First Lady Margaret Kenyatta today rooted for women and youth empowerment as she presided over the inaugural Adebisi Babatunde Thomas Memorial Lecture at Strathmore University in Nairobi.
The First Lady said she was greatly honoured to officiate at the first memorial lecture that was dominated by issues of health, women and youth empowerment.
She observed that the late Professor Adebisi Babatunde's vision on women and the youth resonated with her own priorities in accelerating action, advocacy and resources towards addressing the health challenges of women and children.
The First Lady said Kenya has its examples of great women who have boldly reached out into the world and made a significant difference in various areas of socio-economic development.
She cited the late Prof. Wangari Maathai as one of the greatest women who received the coveted Nobel Peace Prize alongside the first African elected female President Ellen Johnson Sirleaf of Liberia.
Prof Babatunde was one of Africa's brilliant scientists, an international diplomat, Pan-Africanist, Philanthropist and founder of the Adebisi Babatunde Thomas Entrepreneurship Institute (ABTEI) at the Strathmore University where the memorial lecture was held.
The distinguished scholar was very particular about women and youth empowerment through entrepreneurial skills.
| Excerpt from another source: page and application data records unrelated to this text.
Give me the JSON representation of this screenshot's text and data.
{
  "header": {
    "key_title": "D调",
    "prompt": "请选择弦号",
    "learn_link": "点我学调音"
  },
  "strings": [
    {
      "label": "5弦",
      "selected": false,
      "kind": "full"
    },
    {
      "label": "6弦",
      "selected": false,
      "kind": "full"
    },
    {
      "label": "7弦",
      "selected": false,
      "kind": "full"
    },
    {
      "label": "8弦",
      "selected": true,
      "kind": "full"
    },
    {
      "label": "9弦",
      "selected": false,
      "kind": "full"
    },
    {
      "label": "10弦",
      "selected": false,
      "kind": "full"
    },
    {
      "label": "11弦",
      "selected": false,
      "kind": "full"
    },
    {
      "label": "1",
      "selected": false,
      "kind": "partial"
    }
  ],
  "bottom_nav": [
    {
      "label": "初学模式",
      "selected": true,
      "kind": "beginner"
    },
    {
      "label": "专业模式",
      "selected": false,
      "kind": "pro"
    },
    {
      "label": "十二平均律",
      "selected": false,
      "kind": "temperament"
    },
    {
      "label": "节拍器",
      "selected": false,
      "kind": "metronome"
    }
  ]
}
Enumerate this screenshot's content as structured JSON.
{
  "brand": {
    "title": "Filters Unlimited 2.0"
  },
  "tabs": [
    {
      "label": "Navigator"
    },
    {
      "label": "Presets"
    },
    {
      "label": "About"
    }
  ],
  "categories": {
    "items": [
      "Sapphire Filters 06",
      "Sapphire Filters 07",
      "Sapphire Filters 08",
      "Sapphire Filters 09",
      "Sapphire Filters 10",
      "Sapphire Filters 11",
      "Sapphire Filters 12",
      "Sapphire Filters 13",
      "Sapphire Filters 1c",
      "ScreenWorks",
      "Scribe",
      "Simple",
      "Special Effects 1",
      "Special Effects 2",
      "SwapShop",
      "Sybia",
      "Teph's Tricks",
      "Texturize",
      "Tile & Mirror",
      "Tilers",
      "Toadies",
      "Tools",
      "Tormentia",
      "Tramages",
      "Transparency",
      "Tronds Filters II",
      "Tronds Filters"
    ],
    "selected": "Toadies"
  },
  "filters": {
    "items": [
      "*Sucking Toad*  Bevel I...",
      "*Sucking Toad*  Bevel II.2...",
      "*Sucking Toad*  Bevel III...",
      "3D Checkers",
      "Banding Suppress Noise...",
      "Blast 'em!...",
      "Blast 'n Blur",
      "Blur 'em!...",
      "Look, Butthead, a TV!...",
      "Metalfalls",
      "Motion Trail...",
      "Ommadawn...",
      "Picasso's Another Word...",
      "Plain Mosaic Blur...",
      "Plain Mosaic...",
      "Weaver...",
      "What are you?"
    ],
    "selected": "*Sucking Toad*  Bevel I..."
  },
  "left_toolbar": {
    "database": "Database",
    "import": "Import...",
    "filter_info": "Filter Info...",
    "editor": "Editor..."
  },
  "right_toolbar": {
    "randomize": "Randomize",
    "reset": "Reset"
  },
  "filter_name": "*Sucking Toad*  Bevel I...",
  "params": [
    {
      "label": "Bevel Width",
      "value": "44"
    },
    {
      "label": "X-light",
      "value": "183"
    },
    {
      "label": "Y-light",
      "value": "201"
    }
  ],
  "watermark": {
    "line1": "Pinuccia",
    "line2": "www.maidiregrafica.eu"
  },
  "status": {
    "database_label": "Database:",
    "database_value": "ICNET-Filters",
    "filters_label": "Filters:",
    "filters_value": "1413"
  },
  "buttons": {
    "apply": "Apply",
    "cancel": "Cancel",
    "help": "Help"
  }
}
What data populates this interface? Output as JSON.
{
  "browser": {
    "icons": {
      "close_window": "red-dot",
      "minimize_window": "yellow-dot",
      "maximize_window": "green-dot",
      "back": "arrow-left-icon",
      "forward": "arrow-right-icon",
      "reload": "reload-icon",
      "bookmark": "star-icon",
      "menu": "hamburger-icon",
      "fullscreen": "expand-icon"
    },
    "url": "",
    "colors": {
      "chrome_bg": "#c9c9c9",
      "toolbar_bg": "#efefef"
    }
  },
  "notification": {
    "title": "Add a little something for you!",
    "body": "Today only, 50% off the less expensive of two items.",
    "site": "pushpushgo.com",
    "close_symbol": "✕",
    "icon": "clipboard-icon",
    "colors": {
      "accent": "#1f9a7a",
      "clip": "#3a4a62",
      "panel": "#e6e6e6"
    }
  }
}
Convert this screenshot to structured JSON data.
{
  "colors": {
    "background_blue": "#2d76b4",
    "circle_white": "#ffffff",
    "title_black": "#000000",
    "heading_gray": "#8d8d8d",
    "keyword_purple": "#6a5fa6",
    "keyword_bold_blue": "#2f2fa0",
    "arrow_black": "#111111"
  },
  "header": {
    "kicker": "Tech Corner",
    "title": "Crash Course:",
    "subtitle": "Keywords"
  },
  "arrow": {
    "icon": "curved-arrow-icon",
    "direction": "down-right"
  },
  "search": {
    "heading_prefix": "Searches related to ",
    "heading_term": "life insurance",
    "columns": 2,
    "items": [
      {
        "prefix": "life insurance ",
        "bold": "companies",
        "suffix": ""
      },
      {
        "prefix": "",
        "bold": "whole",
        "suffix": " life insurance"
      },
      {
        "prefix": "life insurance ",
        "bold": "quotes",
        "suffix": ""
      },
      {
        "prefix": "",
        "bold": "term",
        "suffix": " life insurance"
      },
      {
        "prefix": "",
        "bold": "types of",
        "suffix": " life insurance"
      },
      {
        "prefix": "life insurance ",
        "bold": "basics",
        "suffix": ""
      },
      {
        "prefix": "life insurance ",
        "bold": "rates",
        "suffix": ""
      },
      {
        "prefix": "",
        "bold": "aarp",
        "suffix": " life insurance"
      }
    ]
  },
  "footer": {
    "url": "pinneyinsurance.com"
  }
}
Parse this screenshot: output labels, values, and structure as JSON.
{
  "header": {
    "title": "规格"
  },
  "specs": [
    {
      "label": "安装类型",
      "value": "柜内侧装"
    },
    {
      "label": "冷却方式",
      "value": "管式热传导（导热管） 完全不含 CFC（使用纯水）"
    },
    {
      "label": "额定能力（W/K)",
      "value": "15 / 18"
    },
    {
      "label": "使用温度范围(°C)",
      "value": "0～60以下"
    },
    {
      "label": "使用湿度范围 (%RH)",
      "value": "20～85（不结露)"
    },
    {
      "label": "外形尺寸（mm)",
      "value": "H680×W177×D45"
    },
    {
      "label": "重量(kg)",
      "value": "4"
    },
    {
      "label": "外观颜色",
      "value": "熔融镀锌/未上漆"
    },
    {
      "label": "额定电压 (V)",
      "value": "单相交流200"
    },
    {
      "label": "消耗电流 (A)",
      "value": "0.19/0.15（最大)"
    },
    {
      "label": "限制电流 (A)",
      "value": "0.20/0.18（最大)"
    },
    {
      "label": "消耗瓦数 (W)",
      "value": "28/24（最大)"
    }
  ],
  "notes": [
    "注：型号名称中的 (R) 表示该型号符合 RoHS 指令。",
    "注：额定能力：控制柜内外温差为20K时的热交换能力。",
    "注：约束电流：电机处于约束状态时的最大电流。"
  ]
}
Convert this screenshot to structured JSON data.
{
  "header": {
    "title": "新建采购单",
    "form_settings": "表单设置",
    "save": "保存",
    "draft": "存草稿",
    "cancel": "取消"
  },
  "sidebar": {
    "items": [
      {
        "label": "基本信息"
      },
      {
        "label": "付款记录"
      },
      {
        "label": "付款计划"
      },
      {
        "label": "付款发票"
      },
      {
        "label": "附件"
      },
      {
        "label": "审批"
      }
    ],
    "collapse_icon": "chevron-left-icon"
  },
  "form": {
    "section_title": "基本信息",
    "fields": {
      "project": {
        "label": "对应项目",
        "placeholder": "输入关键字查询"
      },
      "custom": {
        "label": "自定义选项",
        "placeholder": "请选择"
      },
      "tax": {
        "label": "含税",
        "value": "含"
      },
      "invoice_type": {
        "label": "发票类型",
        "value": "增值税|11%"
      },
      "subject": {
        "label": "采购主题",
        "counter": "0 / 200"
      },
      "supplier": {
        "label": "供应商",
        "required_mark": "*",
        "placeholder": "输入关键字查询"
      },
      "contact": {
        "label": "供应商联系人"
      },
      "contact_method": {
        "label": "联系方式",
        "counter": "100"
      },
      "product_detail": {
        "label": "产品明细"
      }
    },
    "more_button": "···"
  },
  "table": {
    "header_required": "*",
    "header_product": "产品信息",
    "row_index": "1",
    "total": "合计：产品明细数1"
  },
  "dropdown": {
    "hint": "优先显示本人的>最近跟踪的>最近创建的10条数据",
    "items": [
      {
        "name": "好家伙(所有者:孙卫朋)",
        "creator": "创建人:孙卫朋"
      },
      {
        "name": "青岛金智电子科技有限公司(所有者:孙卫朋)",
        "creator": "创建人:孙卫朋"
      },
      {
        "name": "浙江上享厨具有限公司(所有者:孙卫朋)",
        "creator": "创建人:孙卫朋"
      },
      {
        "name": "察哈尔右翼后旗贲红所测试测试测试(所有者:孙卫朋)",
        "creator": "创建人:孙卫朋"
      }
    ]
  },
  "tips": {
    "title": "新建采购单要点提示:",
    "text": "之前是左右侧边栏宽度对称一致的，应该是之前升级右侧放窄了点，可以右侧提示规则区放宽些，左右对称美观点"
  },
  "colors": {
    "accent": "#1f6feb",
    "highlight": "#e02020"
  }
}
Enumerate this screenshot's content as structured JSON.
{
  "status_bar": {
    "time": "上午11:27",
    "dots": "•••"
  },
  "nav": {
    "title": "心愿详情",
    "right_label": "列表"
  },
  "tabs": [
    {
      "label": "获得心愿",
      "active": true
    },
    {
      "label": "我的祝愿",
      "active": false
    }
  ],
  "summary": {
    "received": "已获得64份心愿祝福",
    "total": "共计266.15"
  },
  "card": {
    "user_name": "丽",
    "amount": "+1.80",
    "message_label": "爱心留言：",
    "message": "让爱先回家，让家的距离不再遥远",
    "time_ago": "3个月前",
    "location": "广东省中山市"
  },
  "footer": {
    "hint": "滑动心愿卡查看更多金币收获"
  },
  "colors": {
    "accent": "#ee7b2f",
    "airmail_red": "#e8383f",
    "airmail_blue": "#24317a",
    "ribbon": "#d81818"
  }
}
He was also known for championing efforts to advance the health rights of African women and girls, a key focus of the First Lady's Beyond Zero campaign.
The First Lady said she was happy to join the future business leaders at the memorial lecture and engage them in an inter-generational dialogue.
She said the dialogue will eventually shape the future of Africa because problems facing the continent need collective efforts to be resolved.
"We have health needs that are not effectively being met - a gap that the whole continent needs to pay attention to in order to harness the demographic dividend of our youth in order to uplift the collective economy of our communities," said the First Lady.
She asked members of ABTEI to focus on issues that continue to pose a challenge to the people and collectively make a commitment to continue with the conversation aimed at transforming the lives of women and children besides transforming Africa through action.
"It is my hope that Dr. Babatunde's legacy of transformation inspires us all to continue this intergenerational dialogue at continental, national and county level, in our quest for better development outcomes for the most vulnerable in our society," said the First Lady.
The audience comprised members of the ABTEI and other students from the Strathmore Business School.
During the occasion, the First was among four women who received awards for their distinguished contributions to society.
She received a leadership Award in recognition of her efforts in the transformative Beyond Zero Initiative while Mrs Mohamed received an Award on Excellency in Diplomacy.
Others who spoke at the event included Education Cabinet Secretary Ambassador Amina Mohamed and Mrs Nardos Bekele Thomas who represented the Babatunde family and also read a message from Ms Sirleaf Johnson.
The rest were the chairman of the ABTEI Board of Trustees, Dr. Edward Simbili, Kenya Private Sector Alliance (KEPSA) CEO Ms Carole Kariuki, the Dean of Strathmore Business School Dr. George Njenga and Bomet Governor Dr. Joyce Laboso.